The remaining webinar in the four-part Recovery-Oriented Cognitive Therapy (CT-R) Webinar Series will take place from 1 p.m. to 2 p.m. ET on February 21 (“Implementation of CT-R Across a System, Lessons of Success.” The previous three sessions were held on January 3, January 7, and February 7, respectively. “While this is a four-part series, you may attend one or all of the sessions. Registration will be necessary for each session,” the organizers write. For more information and to register, click here.
Doors to Wellbeing’s Monthly Webinar Series Continues
On the last Tuesday of almost every month at 2 p.m. ET, Doors to Wellbeing hosts a free webinar. The learning objectives for “Building Community Support Groups for Improved Mental Health,” on February 27, are “to outline steps to create a community support group for mental health and wellness, to identify key leadership roles in the community to support efforts to create support groups, and to explore the benefits of healthy relationships created through support groups.” For more information and to register, click here.
Two Upcoming SAMHSA-sponsored Webinars Cover the ADA and Self-Direction, Respectively
On February 26 from 2:30 p.m. to 4:00 p.m. ET, the Bazelon Center for Mental Health Law will present Criminal Justice, the Americans with Disabilities Act and People with Mental Illnesses.
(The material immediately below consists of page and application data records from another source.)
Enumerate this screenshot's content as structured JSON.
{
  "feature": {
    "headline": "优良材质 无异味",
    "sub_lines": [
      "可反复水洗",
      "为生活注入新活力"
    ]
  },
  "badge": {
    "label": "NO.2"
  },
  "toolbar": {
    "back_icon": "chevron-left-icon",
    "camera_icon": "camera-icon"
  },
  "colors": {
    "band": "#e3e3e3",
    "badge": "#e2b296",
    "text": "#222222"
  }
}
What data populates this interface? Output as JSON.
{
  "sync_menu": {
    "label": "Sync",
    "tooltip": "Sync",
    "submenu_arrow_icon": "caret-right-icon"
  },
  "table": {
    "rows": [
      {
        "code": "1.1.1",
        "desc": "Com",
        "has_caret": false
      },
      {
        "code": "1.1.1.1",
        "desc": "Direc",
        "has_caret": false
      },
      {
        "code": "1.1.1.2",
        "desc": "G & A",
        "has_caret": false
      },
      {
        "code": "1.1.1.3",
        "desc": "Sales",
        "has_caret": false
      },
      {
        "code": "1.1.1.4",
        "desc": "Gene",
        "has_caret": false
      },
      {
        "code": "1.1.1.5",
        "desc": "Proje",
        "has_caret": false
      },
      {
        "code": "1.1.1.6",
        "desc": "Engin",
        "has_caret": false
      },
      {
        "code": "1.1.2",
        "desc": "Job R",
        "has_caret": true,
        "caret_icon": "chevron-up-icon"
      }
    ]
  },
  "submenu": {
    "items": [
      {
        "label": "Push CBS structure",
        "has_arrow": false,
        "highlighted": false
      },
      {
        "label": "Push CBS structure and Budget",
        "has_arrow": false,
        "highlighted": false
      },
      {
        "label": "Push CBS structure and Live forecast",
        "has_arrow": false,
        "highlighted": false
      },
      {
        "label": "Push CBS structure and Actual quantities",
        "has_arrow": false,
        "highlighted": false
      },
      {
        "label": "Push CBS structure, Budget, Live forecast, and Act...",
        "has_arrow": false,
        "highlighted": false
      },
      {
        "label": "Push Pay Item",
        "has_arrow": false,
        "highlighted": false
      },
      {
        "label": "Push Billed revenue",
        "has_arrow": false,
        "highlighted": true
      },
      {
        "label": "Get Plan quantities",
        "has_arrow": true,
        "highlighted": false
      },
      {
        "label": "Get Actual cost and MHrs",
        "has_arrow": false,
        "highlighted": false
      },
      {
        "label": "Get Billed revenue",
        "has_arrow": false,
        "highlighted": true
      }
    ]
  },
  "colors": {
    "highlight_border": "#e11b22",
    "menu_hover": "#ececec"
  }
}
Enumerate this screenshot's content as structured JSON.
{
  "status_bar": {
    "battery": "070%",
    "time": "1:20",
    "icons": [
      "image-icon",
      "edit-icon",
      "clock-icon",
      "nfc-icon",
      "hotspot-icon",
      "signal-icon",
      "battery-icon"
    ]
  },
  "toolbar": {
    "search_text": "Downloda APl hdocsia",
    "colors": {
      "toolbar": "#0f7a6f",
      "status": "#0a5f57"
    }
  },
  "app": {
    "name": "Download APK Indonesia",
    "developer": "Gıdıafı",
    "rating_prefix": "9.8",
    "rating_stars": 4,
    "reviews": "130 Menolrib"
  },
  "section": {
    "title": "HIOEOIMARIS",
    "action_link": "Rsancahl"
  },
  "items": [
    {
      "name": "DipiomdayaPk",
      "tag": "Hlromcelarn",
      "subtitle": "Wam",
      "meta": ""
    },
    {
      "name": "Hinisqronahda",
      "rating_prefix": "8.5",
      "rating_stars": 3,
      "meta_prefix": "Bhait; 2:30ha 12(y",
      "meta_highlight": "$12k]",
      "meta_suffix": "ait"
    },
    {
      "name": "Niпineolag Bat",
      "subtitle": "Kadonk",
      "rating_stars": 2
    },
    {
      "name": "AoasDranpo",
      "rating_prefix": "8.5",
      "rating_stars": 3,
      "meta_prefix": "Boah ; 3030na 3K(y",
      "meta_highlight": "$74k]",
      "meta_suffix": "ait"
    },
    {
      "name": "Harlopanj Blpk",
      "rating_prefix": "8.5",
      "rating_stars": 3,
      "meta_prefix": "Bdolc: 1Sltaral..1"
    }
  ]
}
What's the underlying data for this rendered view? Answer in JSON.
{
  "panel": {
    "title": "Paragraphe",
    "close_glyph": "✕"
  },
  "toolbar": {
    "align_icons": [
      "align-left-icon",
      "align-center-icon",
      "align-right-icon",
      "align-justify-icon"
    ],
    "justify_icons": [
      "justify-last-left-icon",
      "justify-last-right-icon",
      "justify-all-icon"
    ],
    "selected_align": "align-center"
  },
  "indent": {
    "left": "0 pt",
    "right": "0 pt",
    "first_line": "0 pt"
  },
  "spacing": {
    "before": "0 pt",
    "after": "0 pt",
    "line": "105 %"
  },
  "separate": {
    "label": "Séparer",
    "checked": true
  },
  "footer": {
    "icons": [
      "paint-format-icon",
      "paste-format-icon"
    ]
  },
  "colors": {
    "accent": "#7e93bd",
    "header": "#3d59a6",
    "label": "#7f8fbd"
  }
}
For more information and to register, click here. And on February 27 at 2 p.m. ET, the National Coalition for Mental Health Recovery will present Self-Direction through Personalized Budgeting. For more information and to register, click here.
Thanks, Judene Shelley
Disclaimer: The Clearinghouse does not necessarily endorse the opinions and opportunities included in the Key Update.
National Technical Assistance and Networking Teleconferences Are on Hiatus for Now
The National Mental Health Consumers’ Self-Help Clearinghouse is no longer operating under a grant from the Substance Abuse and Mental Health Services Administration. Although we are keeping our doors open—including publishing our monthly e-newsletter, the Key Update—we are suspending our monthly national technical assistance and networking calls for the time being. We will keep you posted.
About The Key Update
The Key Update is the free monthly e-newsletter of the National Mental Health Consumers’ Self-Help Clearinghouse. Volume 14, No. 8, February 2018, http://www.mhselfhelp.org. If you find it of interest, you can check the following link at the end of every month, where each new issue is posted: http://www.mhselfhelp.org/the-key-update-latest/ For content, reproduction or publication information, please contact Susan Rogers at email@example.com – please note that this is a new email address – or 800.553.4539 x3812, 267.507.3812 (direct). Follow Susan on Twitter at @SusanRogersMH